At work, we use 123-reg to handle our domain registrations. They’re not the cheapest domain registrar, but they’re not far off, and they don’t charge extra for things like changing IPS TAG or allowing access to DNS management.

Their automated renewal systems are generally pretty bullet-proof too, and apart from a couple of issues with their website over the years we’ve used them, we’ve had no complaints.

But what I can’t work out – for the life of me – is why they’ve changed their auto-invoice e-mails to ensure that everyone clued up on spam and phishing e-mails automatically assumes that it’s a fake e-mail.

By way of example, here’s one of their previous auto-invoice e-mails (with certain details blurred out, for obvious reasons)

Everything you need in the invoice is there in the e-mail, so you can just print it out and be on your way. More importantly, it has a variety of information in there that makes it obvious it’s not a phishing e-mail – details of an actual registration/renewal that you’ve just carried out, the username, address etc.

Compare this to their new auto-invoice e-mail:

That’s it.

No personal information in the e-mail itself (you have to open the PDF to get all of the information that was on the previous e-mail) and there’s even a spelling error in the e-mail – something you’d typically find in a phishing attempt.
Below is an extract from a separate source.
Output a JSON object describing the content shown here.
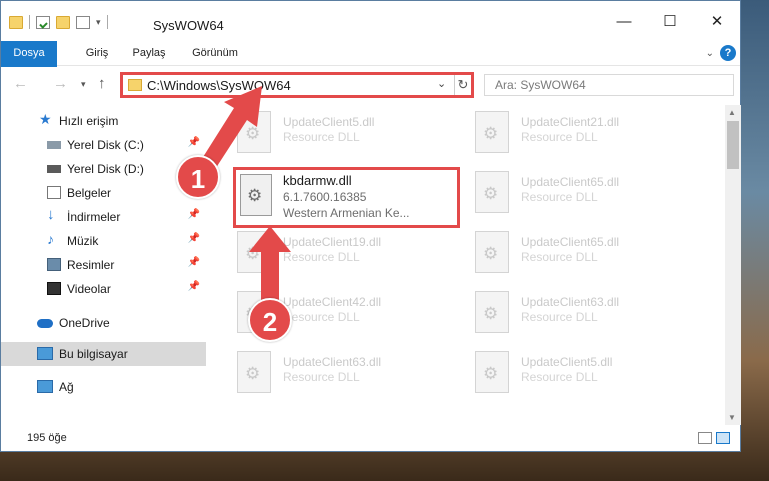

Of course, even ignoring these problems, their e-mail servers must be being put under significantly higher stress – a short, small plain text e-mail versus a ~30KB PDF? That might not seem like much, but at a guess they presumably process thousands of renewals every day – so that’s got to add up to a lot of bandwidth, for nought!

I assume it’s just a brand-awareness thing or something (as the PDF is admittedly very nicely branded) but it still seems like they’ve shot themselves in the foot a bit.